ALGIERS – The arms used by militants who seized an Algerian gas plant in a deadly hostage-taking drama came from Libyan rebels who overthrew Moammar Gadhafi last year, an Algerian newspaper reported Wednesday.
“The first interrogations of the three terrorists captured by security services have revealed that rebels in Zintan (southwest Libya) were behind the sale of the arms used against the gas plant,” the Echorouk daily reported.
Algeria has said 37 foreigners of eight nationalities and one Algerian were killed in the four-day siege, which ended Saturday in a rescue operation by security forces.
The militants’ chief, Algerian Mohamed Lamine Bencheneb, who was killed in the assault, negotiated the sale of Kalashnikov assault rifles for $500 a piece and rockets priced at $800, according to Echorouk.
A source in Libya said Tuesday the militants also received logistical aid from Islamists in Libya. “Logistical support was provided from Libya,” said the source close to hardline Islamist groups in Libya, which has seen a rise in extremism since the fall of Gadhafi.
The source did not specify the exact nature of the aid but acknowledged that Libyan Islamists were also responsible for establishing contacts between the captors and the media.
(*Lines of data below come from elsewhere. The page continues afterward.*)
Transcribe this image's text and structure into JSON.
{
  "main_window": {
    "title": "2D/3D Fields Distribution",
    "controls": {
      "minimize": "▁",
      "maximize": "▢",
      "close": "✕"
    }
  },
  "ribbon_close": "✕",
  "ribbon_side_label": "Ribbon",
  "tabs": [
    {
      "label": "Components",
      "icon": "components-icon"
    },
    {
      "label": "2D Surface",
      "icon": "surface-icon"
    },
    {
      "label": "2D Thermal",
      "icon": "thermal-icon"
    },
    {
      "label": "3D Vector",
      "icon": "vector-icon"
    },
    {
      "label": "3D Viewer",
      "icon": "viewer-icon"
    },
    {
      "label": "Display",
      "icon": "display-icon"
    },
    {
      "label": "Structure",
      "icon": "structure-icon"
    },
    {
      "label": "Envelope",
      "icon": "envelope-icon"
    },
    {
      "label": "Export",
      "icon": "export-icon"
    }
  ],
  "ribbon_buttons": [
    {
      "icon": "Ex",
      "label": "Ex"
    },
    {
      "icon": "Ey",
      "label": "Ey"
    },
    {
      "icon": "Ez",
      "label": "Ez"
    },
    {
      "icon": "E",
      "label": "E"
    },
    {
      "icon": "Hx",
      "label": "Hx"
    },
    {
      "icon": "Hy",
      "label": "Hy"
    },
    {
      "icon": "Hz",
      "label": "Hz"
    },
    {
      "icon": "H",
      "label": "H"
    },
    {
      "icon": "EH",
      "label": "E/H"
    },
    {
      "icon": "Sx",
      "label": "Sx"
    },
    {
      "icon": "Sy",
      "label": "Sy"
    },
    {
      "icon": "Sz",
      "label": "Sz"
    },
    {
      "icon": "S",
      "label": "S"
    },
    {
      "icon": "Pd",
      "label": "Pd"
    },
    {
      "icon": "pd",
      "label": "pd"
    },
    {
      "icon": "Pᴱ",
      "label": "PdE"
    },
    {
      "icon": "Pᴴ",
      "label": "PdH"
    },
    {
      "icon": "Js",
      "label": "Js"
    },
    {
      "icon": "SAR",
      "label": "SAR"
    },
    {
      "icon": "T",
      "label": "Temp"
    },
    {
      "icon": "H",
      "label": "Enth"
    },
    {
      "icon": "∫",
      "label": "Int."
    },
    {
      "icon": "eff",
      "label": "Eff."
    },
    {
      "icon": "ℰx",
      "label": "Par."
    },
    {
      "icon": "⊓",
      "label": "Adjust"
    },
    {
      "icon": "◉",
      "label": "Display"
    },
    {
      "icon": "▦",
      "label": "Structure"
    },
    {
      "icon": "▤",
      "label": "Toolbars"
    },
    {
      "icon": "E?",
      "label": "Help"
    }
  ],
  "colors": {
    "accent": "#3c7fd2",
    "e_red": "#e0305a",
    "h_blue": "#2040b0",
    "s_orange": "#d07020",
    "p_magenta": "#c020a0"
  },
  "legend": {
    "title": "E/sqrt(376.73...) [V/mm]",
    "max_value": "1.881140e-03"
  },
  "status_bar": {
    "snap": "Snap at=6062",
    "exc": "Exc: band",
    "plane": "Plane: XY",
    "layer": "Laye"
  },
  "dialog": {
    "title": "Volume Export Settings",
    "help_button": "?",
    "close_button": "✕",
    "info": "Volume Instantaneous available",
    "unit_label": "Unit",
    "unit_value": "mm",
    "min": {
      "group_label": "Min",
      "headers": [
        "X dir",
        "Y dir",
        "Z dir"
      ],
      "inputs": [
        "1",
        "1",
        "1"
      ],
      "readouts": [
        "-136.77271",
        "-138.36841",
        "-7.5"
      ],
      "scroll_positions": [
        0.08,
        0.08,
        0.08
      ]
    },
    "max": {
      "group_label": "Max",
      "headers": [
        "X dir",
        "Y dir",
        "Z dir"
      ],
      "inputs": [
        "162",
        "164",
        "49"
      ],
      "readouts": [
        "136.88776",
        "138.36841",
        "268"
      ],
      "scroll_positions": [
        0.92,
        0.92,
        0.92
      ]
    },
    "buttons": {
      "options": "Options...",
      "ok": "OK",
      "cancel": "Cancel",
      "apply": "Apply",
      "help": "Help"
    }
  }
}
The Tunisian daily El Watan, meanwhile, reported that “the operation was organized and prepared in Libya. Only some elements came from northern Mali to reinforce the group.” Their heavy arms came from Libya, “where tons of weaponry were dropped by French aircraft during the uprising against Gadhafi,” it said, quoting Tunisian security sources.